The Japanese Bobtail is a breed of domestic cat with an unusual "bobbed" tail more closely resembling the tail of a rabbit than that of other cats. The short tail is a body-type mutation caused by a recessive gene. The variety is native to Japan and Southeast Asia, though it is now found throughout the world. The breed has been known in Japan for centuries, and it frequently appears in traditional folklore and art.
As in most other breeds, Japanese Bobtails may have almost any color (or colors, arranged in any number of patterns). Predominantly-white calicoes (literally 'triple-hair') are especially favored by the Japanese and by cat fanciers, and strongly represented in folklore, though other colorations are also accepted by breed standards.
One theory of short-tailed cats in Japan indicates that they arrived from the Asian continent at least 1,000 years ago. In 1602, Japanese authorities decreed that all cats should be set free to help deal with rodents threatening the silk worms. At that time, buying or selling cats was illegal, and from then on, bobtailed cats lived on farms and in the streets. Japanese Bobtails thus became the "street cats" of Japan.
Around 1701, in Kaempfer's Japan, the first book written by a Westerner about the flora, fauna, and landscape of Japan, German doctor Engelbert Kaempfer wrote: "there is only one breed of cat that is kept. It has large patches of yellow, black and white fur; its short tail looks like it has been bent and broken. It has no mind to hunt for rats and mice but just wants to be carried and stroked by women."

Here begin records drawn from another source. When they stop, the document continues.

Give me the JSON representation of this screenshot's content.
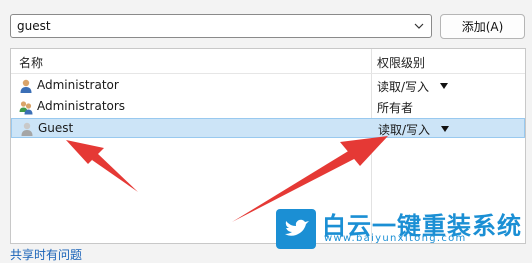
{
  "search": {
    "value": "guest"
  },
  "add_button": {
    "label": "添加(A)"
  },
  "table": {
    "columns": {
      "name": "名称",
      "permission": "权限级别"
    },
    "rows": [
      {
        "name": "Administrator",
        "permission": "读取/写入",
        "has_dropdown": true,
        "icon": "user-icon",
        "selected": false
      },
      {
        "name": "Administrators",
        "permission": "所有者",
        "has_dropdown": false,
        "icon": "user-group-icon",
        "selected": false
      },
      {
        "name": "Guest",
        "permission": "读取/写入",
        "has_dropdown": true,
        "icon": "guest-user-icon",
        "selected": true
      }
    ]
  },
  "help_link": "共享时有问题",
  "watermark": {
    "brand": "白云一键重装系统",
    "url": "www.baiyunxitong.com"
  },
  "colors": {
    "selection": "#cce4f7",
    "arrow": "#e53935",
    "brand": "#1b8fd4"
  }
}
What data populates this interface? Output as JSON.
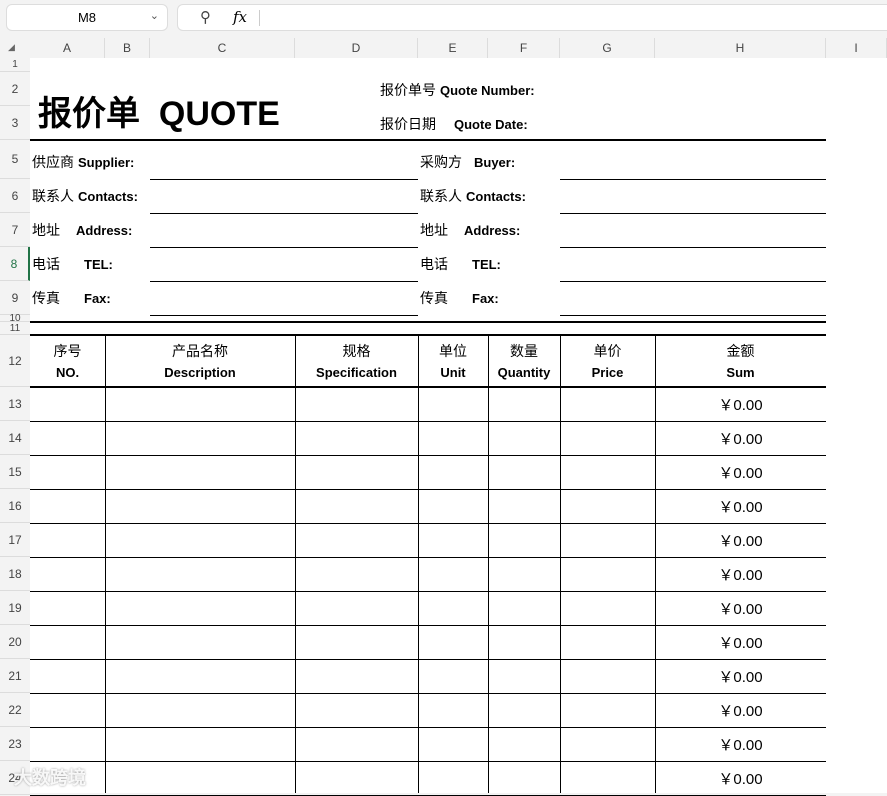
{
  "formula_bar": {
    "cell_ref": "M8",
    "zoom_icon": "zoom-icon",
    "fx_label": "fx",
    "formula": ""
  },
  "columns": [
    "A",
    "B",
    "C",
    "D",
    "E",
    "F",
    "G",
    "H",
    "I"
  ],
  "rows": [
    "1",
    "2",
    "3",
    "5",
    "6",
    "7",
    "8",
    "9",
    "10",
    "11",
    "12",
    "13",
    "14",
    "15",
    "16",
    "17",
    "18",
    "19",
    "20",
    "21",
    "22",
    "23",
    "24"
  ],
  "title": "报价单  QUOTE",
  "quote_number": {
    "cn": "报价单号",
    "en": "Quote Number:"
  },
  "quote_date": {
    "cn": "报价日期",
    "en": "Quote Date:"
  },
  "left_fields": [
    {
      "cn": "供应商",
      "en": "Supplier:"
    },
    {
      "cn": "联系人",
      "en": "Contacts:"
    },
    {
      "cn": "地址",
      "en": "Address:"
    },
    {
      "cn": "电话",
      "en": "TEL:"
    },
    {
      "cn": "传真",
      "en": "Fax:"
    }
  ],
  "right_fields": [
    {
      "cn": "采购方",
      "en": "Buyer:"
    },
    {
      "cn": "联系人",
      "en": "Contacts:"
    },
    {
      "cn": "地址",
      "en": "Address:"
    },
    {
      "cn": "电话",
      "en": "TEL:"
    },
    {
      "cn": "传真",
      "en": "Fax:"
    }
  ],
  "table_headers": [
    {
      "cn": "序号",
      "en": "NO."
    },
    {
      "cn": "产品名称",
      "en": "Description"
    },
    {
      "cn": "规格",
      "en": "Specification"
    },
    {
      "cn": "单位",
      "en": "Unit"
    },
    {
      "cn": "数量",
      "en": "Quantity"
    },
    {
      "cn": "单价",
      "en": "Price"
    },
    {
      "cn": "金额",
      "en": "Sum"
    }
  ],
  "sums": [
    "￥0.00",
    "￥0.00",
    "￥0.00",
    "￥0.00",
    "￥0.00",
    "￥0.00",
    "￥0.00",
    "￥0.00",
    "￥0.00",
    "￥0.00",
    "￥0.00",
    "￥0.00"
  ],
  "watermark": "大数跨境"
}
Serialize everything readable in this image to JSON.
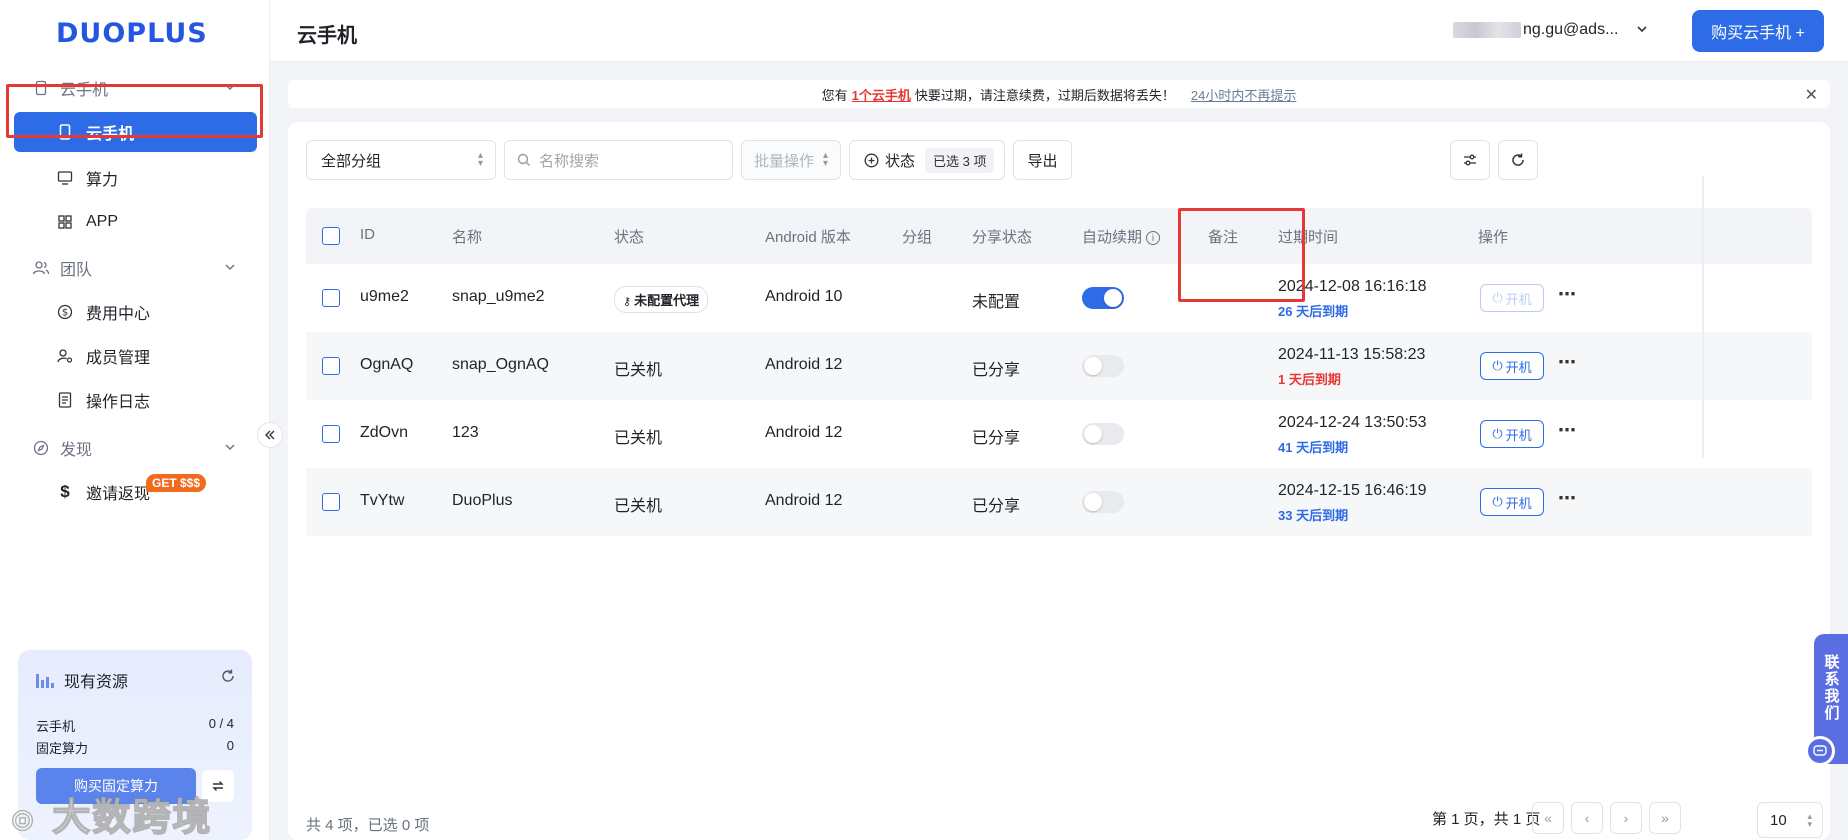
{
  "brand": {
    "logo_text": "DUOPLUS"
  },
  "sidebar": {
    "groups": [
      {
        "label": "云手机"
      },
      {
        "label": "团队"
      },
      {
        "label": "发现"
      }
    ],
    "items": [
      {
        "label": "云手机"
      },
      {
        "label": "算力"
      },
      {
        "label": "APP"
      },
      {
        "label": "费用中心"
      },
      {
        "label": "成员管理"
      },
      {
        "label": "操作日志"
      },
      {
        "label": "邀请返现"
      }
    ],
    "invite_badge": "GET $$$",
    "resources": {
      "title": "现有资源",
      "rows": [
        {
          "label": "云手机",
          "value": "0 / 4"
        },
        {
          "label": "固定算力",
          "value": "0"
        }
      ],
      "buy_label": "购买固定算力"
    }
  },
  "header": {
    "title": "云手机",
    "user_email": "ng.gu@ads...",
    "buy_button": "购买云手机 +"
  },
  "notice": {
    "prefix": "您有",
    "highlight": "1个云手机",
    "suffix": "快要过期，请注意续费，过期后数据将丢失！",
    "dismiss": "24小时内不再提示"
  },
  "toolbar": {
    "group_select": "全部分组",
    "search_placeholder": "名称搜索",
    "batch_label": "批量操作",
    "status_label": "状态",
    "status_chip": "已选 3 项",
    "export_label": "导出"
  },
  "table": {
    "columns": [
      "ID",
      "名称",
      "状态",
      "Android 版本",
      "分组",
      "分享状态",
      "自动续期",
      "备注",
      "过期时间",
      "操作"
    ],
    "rows": [
      {
        "id": "u9me2",
        "name": "snap_u9me2",
        "status": "未配置代理",
        "android": "Android 10",
        "group": "",
        "share": "未配置",
        "auto_renew": true,
        "note": "",
        "expire_date": "2024-12-08 16:16:18",
        "expire_days": "26 天后到期",
        "power": "开机"
      },
      {
        "id": "OgnAQ",
        "name": "snap_OgnAQ",
        "status": "已关机",
        "android": "Android 12",
        "group": "",
        "share": "已分享",
        "auto_renew": false,
        "note": "",
        "expire_date": "2024-11-13 15:58:23",
        "expire_days": "1 天后到期",
        "power": "开机"
      },
      {
        "id": "ZdOvn",
        "name": "123",
        "status": "已关机",
        "android": "Android 12",
        "group": "",
        "share": "已分享",
        "auto_renew": false,
        "note": "",
        "expire_date": "2024-12-24 13:50:53",
        "expire_days": "41 天后到期",
        "power": "开机"
      },
      {
        "id": "TvYtw",
        "name": "DuoPlus",
        "status": "已关机",
        "android": "Android 12",
        "group": "",
        "share": "已分享",
        "auto_renew": false,
        "note": "",
        "expire_date": "2024-12-15 16:46:19",
        "expire_days": "33 天后到期",
        "power": "开机"
      }
    ]
  },
  "footer": {
    "count_text": "共 4 项，已选 0 项",
    "page_text": "第 1 页，共 1 页",
    "page_size": "10"
  },
  "contact": {
    "label": "联系我们"
  },
  "watermark": "大数跨境",
  "colors": {
    "primary": "#2e6be6",
    "danger": "#e53935",
    "highlight": "#e53935"
  }
}
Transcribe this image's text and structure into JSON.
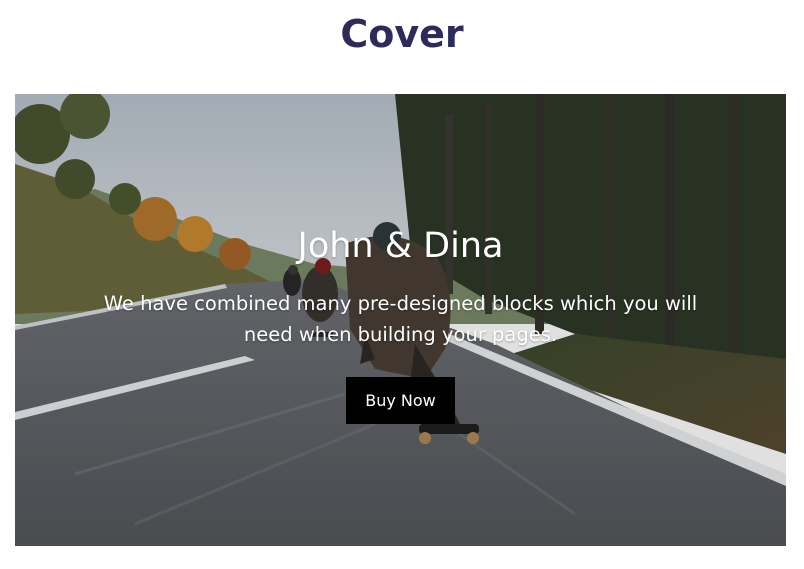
{
  "section": {
    "title": "Cover"
  },
  "cover": {
    "heading": "John & Dina",
    "text": "We have combined many pre-designed blocks which you will need when building your pages.",
    "button_label": "Buy Now",
    "image_subject": "longboard riders downhill on forest road"
  },
  "colors": {
    "title": "#2e2a5a",
    "button_bg": "#000000",
    "overlay_text": "#ffffff"
  }
}
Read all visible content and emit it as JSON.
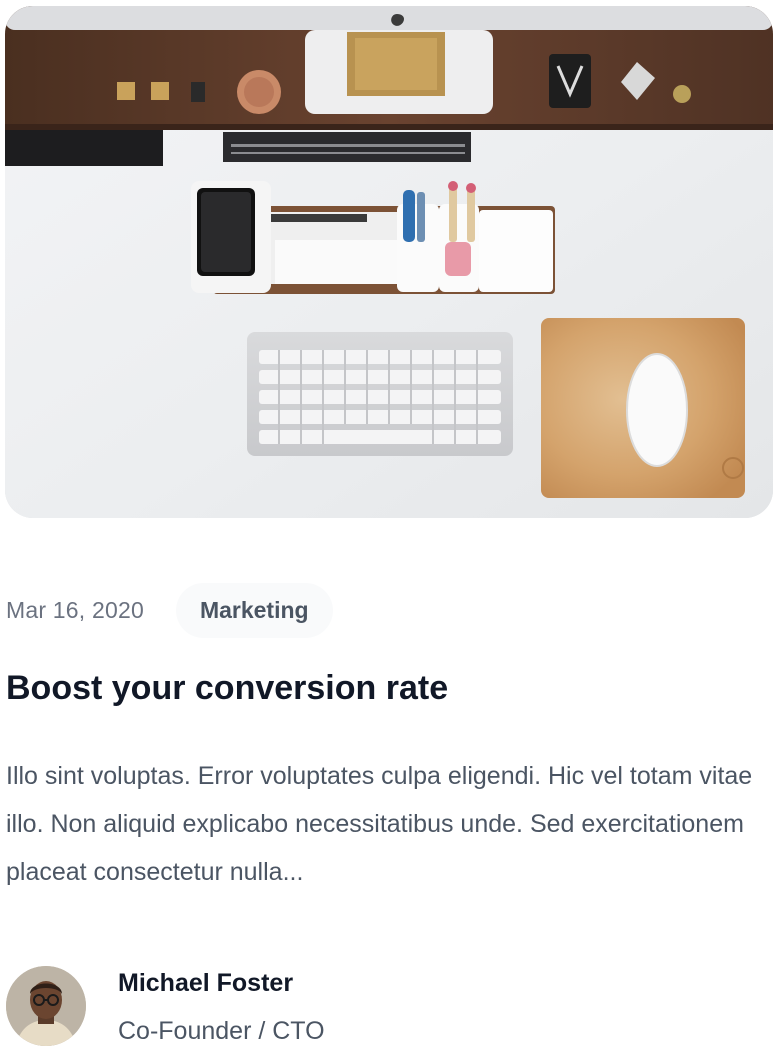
{
  "post": {
    "image_alt": "Top-down view of a white desk with a wooden shelf, keyboard, mouse on a leather pad, phone dock and pen holders",
    "date": "Mar 16, 2020",
    "category": "Marketing",
    "title": "Boost your conversion rate",
    "excerpt": "Illo sint voluptas. Error voluptates culpa eligendi. Hic vel totam vitae illo. Non aliquid explicabo necessitatibus unde. Sed exercitationem placeat consectetur nulla..."
  },
  "author": {
    "name": "Michael Foster",
    "role": "Co-Founder / CTO"
  },
  "colors": {
    "text_primary": "#111827",
    "text_secondary": "#4b5563",
    "text_muted": "#6b7280",
    "badge_bg": "#f9fafb"
  }
}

In 1968, Elizabeth Freret is the first known person to have imported the Japanese Bobtail to the Western Hemisphere from Japan. The breed was accepted for Championship status in the Cat Fanciers' Association in 1976. As of 2011, there are a number of Japanese Bobtail breeders based in North America, with a few in Europe and at least one in Japan, yet the breed remains rare.
The Japanese Bobtail is a recognised breed by all major registering bodies, with the exception of the Governing Council of the Cat Fancy (GCCF). A show-quality shorthair Japanese bobtail displays the characteristics of the breed.
Head: The head should form an equilateral triangle. (Not including ears)
Ears: Large, upright, set wide apart but at right angles to the head and looking as if alert.
Muzzle: Fairly broad and round neither pointed nor blunt.
Eyes: Large, oval rather than round. They should not bulge out beyond the cheekbone or the forehead.
Body: Medium in size, males larger than females. Long torso, lean and elegant, showing well developed muscular strength. Balance is also very important.
Neck: Not too long and not too short, in proportion to the length of the body.
Legs: Long, slender, and high. The hind legs longer than the forelegs.
Toes: five in front and four behind.
Coat (Shorthair): Medium length, soft and silky.
Coat (Longhair): Length medium-long to long, texture soft and silky gradually lengthening toward the rump.
Tail: The tail must be clearly visible and is made up of one or more curved articulations.
While calicoes, including van patterns (color on the crown of the head and the tail only), are favored by many, any coat color or pattern of colors is permissible.
The short tail is a cat body-type mutation caused by the expression of a recessive gene. Thus, so long as both parents are bobtails, all kittens born to a litter will have bobtails as well, but progeny of only one bobtailed parent are much less likely to possess the trait. While the Manx tailless gene, which can produce superficially similar short tails, can potentially lead to certain health issues, some serious, the bobtail gene is not known to pose any such problems.
Japanese Bobtails usually have litters of three to four kittens, with newborns that are unusually large compared to other breeds. They are active earlier, and walk earlier than many other breeds.
Rarely, a Japanese Bobtail, especially a predominantly white specimen, may have heterochromia, or eyes of different colors. Regardless of breed, cats with this trait are known as odd-eyed cats. In this breed, one iris is blue ("silver" in Japanese breeding terms) while the other is yellow ("gold"). This trait is more common in this breed than in most others, with the notable exception of the Turkish Van. In the Japanese Bobtail, this trait is popular and kittens displaying it usually are more expensive.
On average, members of the breed are active, intelligent cats, with a strongly human-oriented nature, are easier to train to perform tricks than most breeds, and are more likely to enjoy learning human-mediated activities like walking on a harness and leash, and playing fetch. Considered an unusually "talkative" breed, they often interact vocally with people. Their soft voices are capable of nearly a whole scale of tones, leading to a folk belief that they can sing.